[[ DATA, beginning ]]
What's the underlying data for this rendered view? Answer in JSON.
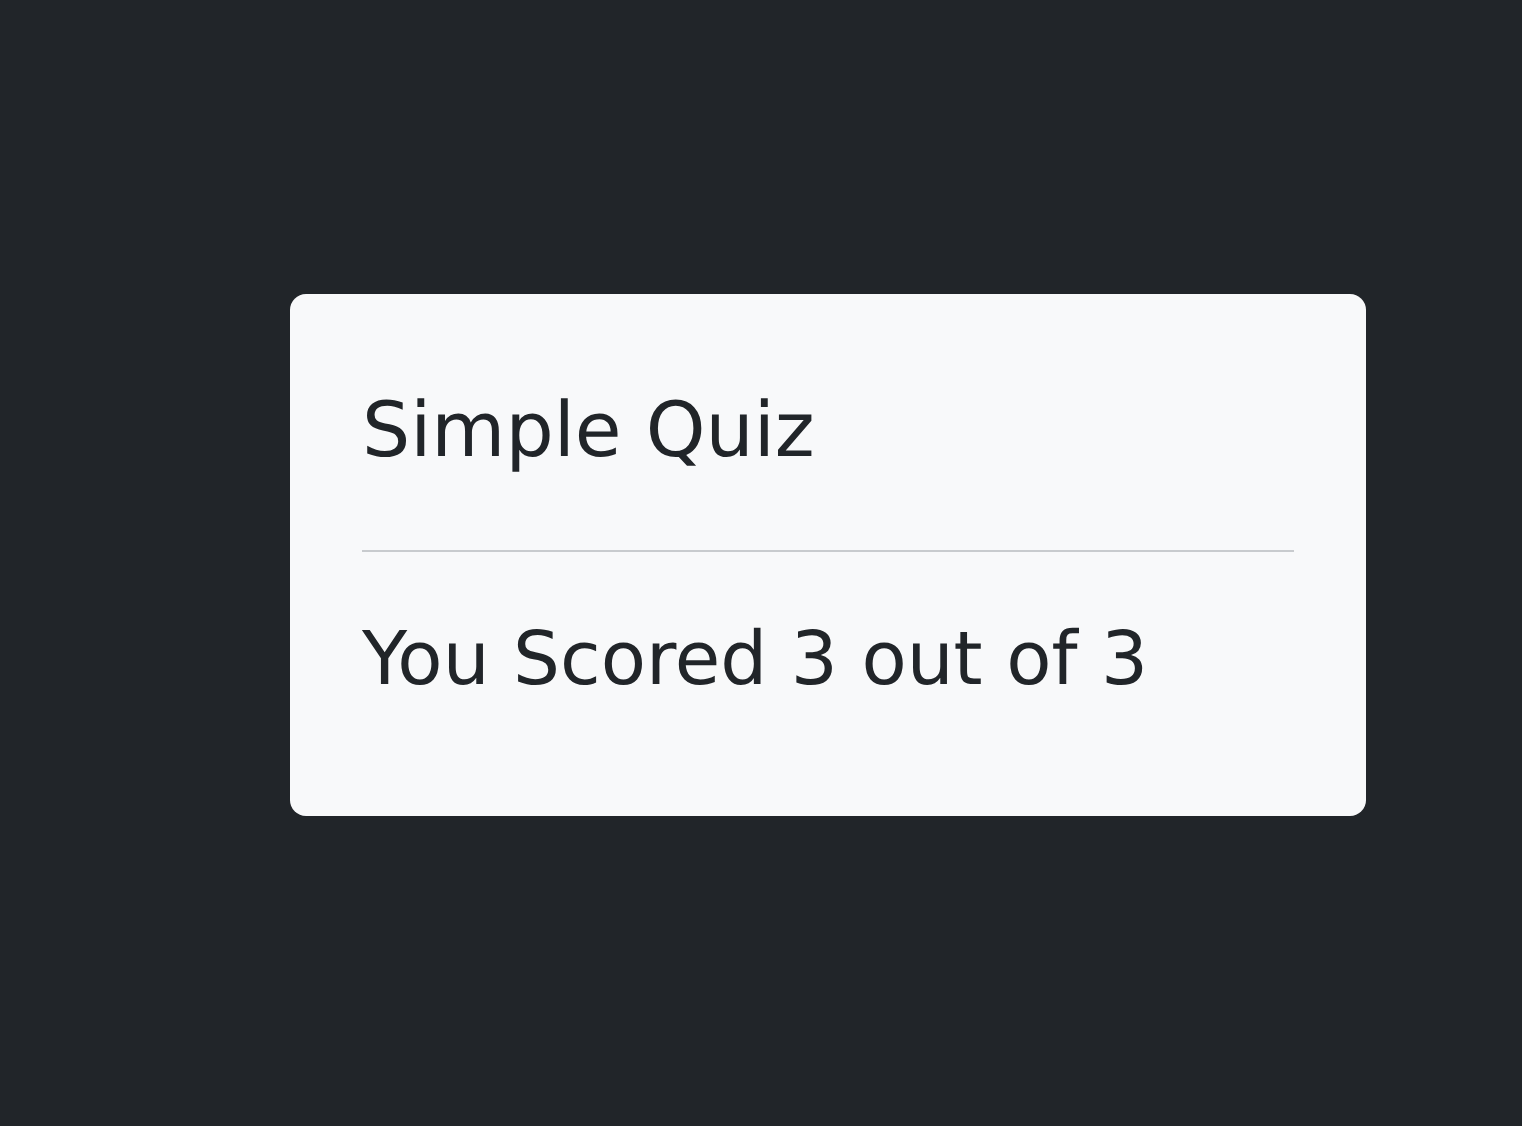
{
  "quiz": {
    "title": "Simple Quiz",
    "result": "You Scored 3 out of 3"
  }
}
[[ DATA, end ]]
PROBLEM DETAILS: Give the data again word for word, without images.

RESULT:
What's the underlying data for this rendered view? Answer in JSON.
{
  "quiz": {
    "title": "Simple Quiz",
    "result": "You Scored 3 out of 3"
  }
}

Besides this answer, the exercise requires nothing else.